Remnants of a Stone Age Settlement, Skara Brae is located on the largest island in the Orkney archipelago in Scotland have revealed unusual dietary habits of its inhabitants. The residents were farmers who raised cattle and sheep, planted crops and dined on shellfish. However, a new delicacy was discovered.
Researchers found that the settlement dating from 3180 B.C. to 2500 B.C., had a proliferation of voles, more than a normal habitation, and wondered what drew them. While excavating during the 1970’s, they unearthed 2.5 pounds of micro mammal bones (wood mice and Orkney voles) out of four different trenches. They bagged them and set out to research them. They studied the remains of at least 1,674 rodents in 29,553 skeletal fragments, including 8,360 isolated teeth. Most of them came from voles. Their findings were just released.

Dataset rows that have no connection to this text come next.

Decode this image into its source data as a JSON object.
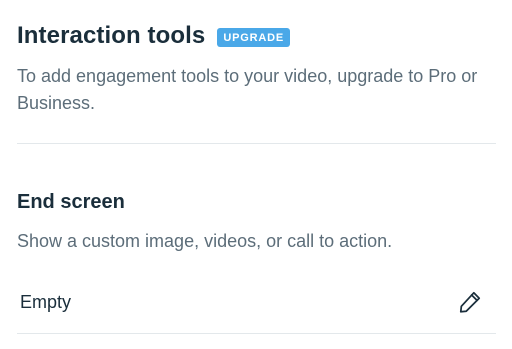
{
  "interaction_tools": {
    "title": "Interaction tools",
    "badge": "UPGRADE",
    "description": "To add engagement tools to your video, upgrade to Pro or Business."
  },
  "end_screen": {
    "title": "End screen",
    "description": "Show a custom image, videos, or call to action.",
    "value": "Empty",
    "edit_icon": "pencil-icon"
  },
  "colors": {
    "badge_bg": "#4aa8e8",
    "title": "#1a2e3b",
    "description": "#5c6d79",
    "divider": "#e3e8eb"
  }
}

We were studying rodent bone remains to see if we could find out anything about the relationship between the people who lived at Skara Brae and the rodents that were also there at the time, 5,000 years ago. Were the rodents just living around the village anyway, or were they a serious pest to the inhabitants, for example.
It is known that Orknay voles were introduced from Continental Europe during the Neolithic era. Voles are often considered pests who destroyed crops and brought disease. They usually lived in the woods, feasting on grasses, seeds, flowers, leaves, other plant life and occasionally insects. However, in this case, it seemed that the voles were deliberately brought into the village.
Dr. Herman says,
The remains were mixed with other human refuse, showing that they were likely to have been put there by the people who lived there, rather than birds of prey or other animals.
Many of the remains were burnt, as if they had been roasted on a fire, suggesting that they were being cooked and presumably eaten. Only voles, and not mice were eaten.
It appears that the meaty voles were roasted whole over fires until crispy. It is surmised that they were a snack or an emergency food source. It has been noted that voles were often transported on ships as a possible food source on long sea journeys.
Dr. Herman adds,
Rodent remains have been found in archaeological sites around the world, including the Middle East, eastern Asia, both South and North America and in southern Africa. These were also used for food and the practice is still common in some parts of the world, for example in South America. However, we have the earliest evidence for rodents being used as food in the European continent.
Rodents are frequently excavated from older archaeological sites in Europe, but people haven’t examined why they are there. Maybe because they are not currently a food source in Europe, no one ever thought to ask if they had been in the past.
Anyone ready to try Vole en Brochette? Vole Shish Kebob?